● **Task prompt**:
Would you retype each of the records exactly as shown?

● **Collection entries**:
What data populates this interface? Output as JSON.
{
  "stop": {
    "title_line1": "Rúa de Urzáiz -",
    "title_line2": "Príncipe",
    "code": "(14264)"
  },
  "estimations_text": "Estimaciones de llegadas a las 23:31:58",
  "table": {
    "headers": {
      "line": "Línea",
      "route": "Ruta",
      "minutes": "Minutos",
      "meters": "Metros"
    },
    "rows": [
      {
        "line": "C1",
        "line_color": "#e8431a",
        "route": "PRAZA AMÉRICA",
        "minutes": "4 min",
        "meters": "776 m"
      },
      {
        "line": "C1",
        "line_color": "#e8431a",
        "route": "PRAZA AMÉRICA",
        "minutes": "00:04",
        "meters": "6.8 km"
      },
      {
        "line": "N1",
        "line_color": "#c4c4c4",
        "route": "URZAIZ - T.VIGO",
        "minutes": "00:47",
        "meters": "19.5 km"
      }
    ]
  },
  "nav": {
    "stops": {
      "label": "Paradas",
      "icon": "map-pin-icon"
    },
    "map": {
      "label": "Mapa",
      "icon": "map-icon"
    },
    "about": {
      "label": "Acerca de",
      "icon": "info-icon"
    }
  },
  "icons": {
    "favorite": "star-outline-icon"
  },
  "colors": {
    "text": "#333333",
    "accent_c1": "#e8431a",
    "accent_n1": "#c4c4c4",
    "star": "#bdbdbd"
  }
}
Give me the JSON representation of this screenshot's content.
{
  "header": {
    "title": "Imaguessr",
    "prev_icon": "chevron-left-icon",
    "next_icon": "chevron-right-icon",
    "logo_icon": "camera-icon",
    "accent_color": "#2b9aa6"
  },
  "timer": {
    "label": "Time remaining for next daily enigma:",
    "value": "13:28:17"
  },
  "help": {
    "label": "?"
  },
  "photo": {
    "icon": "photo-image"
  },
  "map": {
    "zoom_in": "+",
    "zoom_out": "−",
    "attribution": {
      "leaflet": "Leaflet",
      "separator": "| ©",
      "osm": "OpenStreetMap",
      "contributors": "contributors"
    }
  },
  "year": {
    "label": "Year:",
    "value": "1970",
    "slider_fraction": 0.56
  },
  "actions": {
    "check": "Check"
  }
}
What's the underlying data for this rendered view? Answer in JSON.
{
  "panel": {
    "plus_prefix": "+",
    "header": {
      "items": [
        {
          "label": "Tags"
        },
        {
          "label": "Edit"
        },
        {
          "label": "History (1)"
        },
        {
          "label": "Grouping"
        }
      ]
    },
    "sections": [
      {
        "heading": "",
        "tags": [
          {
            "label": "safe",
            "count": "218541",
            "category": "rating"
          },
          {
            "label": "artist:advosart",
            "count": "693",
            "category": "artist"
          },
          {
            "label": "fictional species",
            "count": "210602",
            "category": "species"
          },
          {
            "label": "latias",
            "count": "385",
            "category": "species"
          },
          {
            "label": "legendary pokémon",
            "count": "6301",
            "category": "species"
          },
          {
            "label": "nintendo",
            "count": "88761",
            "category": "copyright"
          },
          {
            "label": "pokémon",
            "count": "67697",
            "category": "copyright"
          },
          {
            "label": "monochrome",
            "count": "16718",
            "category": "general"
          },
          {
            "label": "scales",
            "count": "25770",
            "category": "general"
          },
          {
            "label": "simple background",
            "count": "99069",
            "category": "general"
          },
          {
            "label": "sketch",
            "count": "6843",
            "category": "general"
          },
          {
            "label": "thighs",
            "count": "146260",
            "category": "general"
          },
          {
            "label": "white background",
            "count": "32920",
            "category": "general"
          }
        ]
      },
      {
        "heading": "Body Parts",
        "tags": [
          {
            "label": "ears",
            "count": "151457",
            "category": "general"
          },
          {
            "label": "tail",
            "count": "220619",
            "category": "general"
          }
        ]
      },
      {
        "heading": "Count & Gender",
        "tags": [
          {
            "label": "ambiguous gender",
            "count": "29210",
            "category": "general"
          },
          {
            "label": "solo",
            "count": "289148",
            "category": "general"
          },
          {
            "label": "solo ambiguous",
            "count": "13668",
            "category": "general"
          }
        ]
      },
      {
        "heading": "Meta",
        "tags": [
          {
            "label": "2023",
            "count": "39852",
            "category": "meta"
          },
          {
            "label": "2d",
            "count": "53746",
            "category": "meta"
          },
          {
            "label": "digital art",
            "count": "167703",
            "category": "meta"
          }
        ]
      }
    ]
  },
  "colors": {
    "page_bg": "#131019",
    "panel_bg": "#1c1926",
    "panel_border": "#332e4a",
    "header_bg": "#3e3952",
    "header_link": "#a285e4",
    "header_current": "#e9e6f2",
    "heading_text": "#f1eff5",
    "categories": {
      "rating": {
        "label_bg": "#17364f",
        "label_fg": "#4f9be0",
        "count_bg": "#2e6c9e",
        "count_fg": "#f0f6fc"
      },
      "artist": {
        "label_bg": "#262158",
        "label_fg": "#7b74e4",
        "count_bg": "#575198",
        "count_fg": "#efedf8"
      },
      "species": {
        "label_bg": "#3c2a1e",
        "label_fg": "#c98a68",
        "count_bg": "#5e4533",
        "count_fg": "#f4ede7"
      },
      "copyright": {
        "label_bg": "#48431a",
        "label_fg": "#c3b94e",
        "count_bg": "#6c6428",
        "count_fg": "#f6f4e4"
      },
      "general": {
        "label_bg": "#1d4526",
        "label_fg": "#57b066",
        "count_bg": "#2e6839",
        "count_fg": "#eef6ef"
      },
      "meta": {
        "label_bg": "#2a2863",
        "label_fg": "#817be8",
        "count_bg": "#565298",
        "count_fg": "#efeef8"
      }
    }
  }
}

● **Answer below**:
What data populates this interface? Output as JSON.
{
  "stop": {
    "title_line1": "Rúa de Urzáiz -",
    "title_line2": "Príncipe",
    "code": "(14264)"
  },
  "estimations_text": "Estimaciones de llegadas a las 23:31:58",
  "table": {
    "headers": {
      "line": "Línea",
      "route": "Ruta",
      "minutes": "Minutos",
      "meters": "Metros"
    },
    "rows": [
      {
        "line": "C1",
        "line_color": "#e8431a",
        "route": "PRAZA AMÉRICA",
        "minutes": "4 min",
        "meters": "776 m"
      },
      {
        "line": "C1",
        "line_color": "#e8431a",
        "route": "PRAZA AMÉRICA",
        "minutes": "00:04",
        "meters": "6.8 km"
      },
      {
        "line": "N1",
        "line_color": "#c4c4c4",
        "route": "URZAIZ - T.VIGO",
        "minutes": "00:47",
        "meters": "19.5 km"
      }
    ]
  },
  "nav": {
    "stops": {
      "label": "Paradas",
      "icon": "map-pin-icon"
    },
    "map": {
      "label": "Mapa",
      "icon": "map-icon"
    },
    "about": {
      "label": "Acerca de",
      "icon": "info-icon"
    }
  },
  "icons": {
    "favorite": "star-outline-icon"
  },
  "colors": {
    "text": "#333333",
    "accent_c1": "#e8431a",
    "accent_n1": "#c4c4c4",
    "star": "#bdbdbd"
  }
}
Give me the JSON representation of this screenshot's content.
{
  "header": {
    "title": "Imaguessr",
    "prev_icon": "chevron-left-icon",
    "next_icon": "chevron-right-icon",
    "logo_icon": "camera-icon",
    "accent_color": "#2b9aa6"
  },
  "timer": {
    "label": "Time remaining for next daily enigma:",
    "value": "13:28:17"
  },
  "help": {
    "label": "?"
  },
  "photo": {
    "icon": "photo-image"
  },
  "map": {
    "zoom_in": "+",
    "zoom_out": "−",
    "attribution": {
      "leaflet": "Leaflet",
      "separator": "| ©",
      "osm": "OpenStreetMap",
      "contributors": "contributors"
    }
  },
  "year": {
    "label": "Year:",
    "value": "1970",
    "slider_fraction": 0.56
  },
  "actions": {
    "check": "Check"
  }
}
What's the underlying data for this rendered view? Answer in JSON.
{
  "panel": {
    "plus_prefix": "+",
    "header": {
      "items": [
        {
          "label": "Tags"
        },
        {
          "label": "Edit"
        },
        {
          "label": "History (1)"
        },
        {
          "label": "Grouping"
        }
      ]
    },
    "sections": [
      {
        "heading": "",
        "tags": [
          {
            "label": "safe",
            "count": "218541",
            "category": "rating"
          },
          {
            "label": "artist:advosart",
            "count": "693",
            "category": "artist"
          },
          {
            "label": "fictional species",
            "count": "210602",
            "category": "species"
          },
          {
            "label": "latias",
            "count": "385",
            "category": "species"
          },
          {
            "label": "legendary pokémon",
            "count": "6301",
            "category": "species"
          },
          {
            "label": "nintendo",
            "count": "88761",
            "category": "copyright"
          },
          {
            "label": "pokémon",
            "count": "67697",
            "category": "copyright"
          },
          {
            "label": "monochrome",
            "count": "16718",
            "category": "general"
          },
          {
            "label": "scales",
            "count": "25770",
            "category": "general"
          },
          {
            "label": "simple background",
            "count": "99069",
            "category": "general"
          },
          {
            "label": "sketch",
            "count": "6843",
            "category": "general"
          },
          {
            "label": "thighs",
            "count": "146260",
            "category": "general"
          },
          {
            "label": "white background",
            "count": "32920",
            "category": "general"
          }
        ]
      },
      {
        "heading": "Body Parts",
        "tags": [
          {
            "label": "ears",
            "count": "151457",
            "category": "general"
          },
          {
            "label": "tail",
            "count": "220619",
            "category": "general"
          }
        ]
      },
      {
        "heading": "Count & Gender",
        "tags": [
          {
            "label": "ambiguous gender",
            "count": "29210",
            "category": "general"
          },
          {
            "label": "solo",
            "count": "289148",
            "category": "general"
          },
          {
            "label": "solo ambiguous",
            "count": "13668",
            "category": "general"
          }
        ]
      },
      {
        "heading": "Meta",
        "tags": [
          {
            "label": "2023",
            "count": "39852",
            "category": "meta"
          },
          {
            "label": "2d",
            "count": "53746",
            "category": "meta"
          },
          {
            "label": "digital art",
            "count": "167703",
            "category": "meta"
          }
        ]
      }
    ]
  },
  "colors": {
    "page_bg": "#131019",
    "panel_bg": "#1c1926",
    "panel_border": "#332e4a",
    "header_bg": "#3e3952",
    "header_link": "#a285e4",
    "header_current": "#e9e6f2",
    "heading_text": "#f1eff5",
    "categories": {
      "rating": {
        "label_bg": "#17364f",
        "label_fg": "#4f9be0",
        "count_bg": "#2e6c9e",
        "count_fg": "#f0f6fc"
      },
      "artist": {
        "label_bg": "#262158",
        "label_fg": "#7b74e4",
        "count_bg": "#575198",
        "count_fg": "#efedf8"
      },
      "species": {
        "label_bg": "#3c2a1e",
        "label_fg": "#c98a68",
        "count_bg": "#5e4533",
        "count_fg": "#f4ede7"
      },
      "copyright": {
        "label_bg": "#48431a",
        "label_fg": "#c3b94e",
        "count_bg": "#6c6428",
        "count_fg": "#f6f4e4"
      },
      "general": {
        "label_bg": "#1d4526",
        "label_fg": "#57b066",
        "count_bg": "#2e6839",
        "count_fg": "#eef6ef"
      },
      "meta": {
        "label_bg": "#2a2863",
        "label_fg": "#817be8",
        "count_bg": "#565298",
        "count_fg": "#efeef8"
      }
    }
  }
}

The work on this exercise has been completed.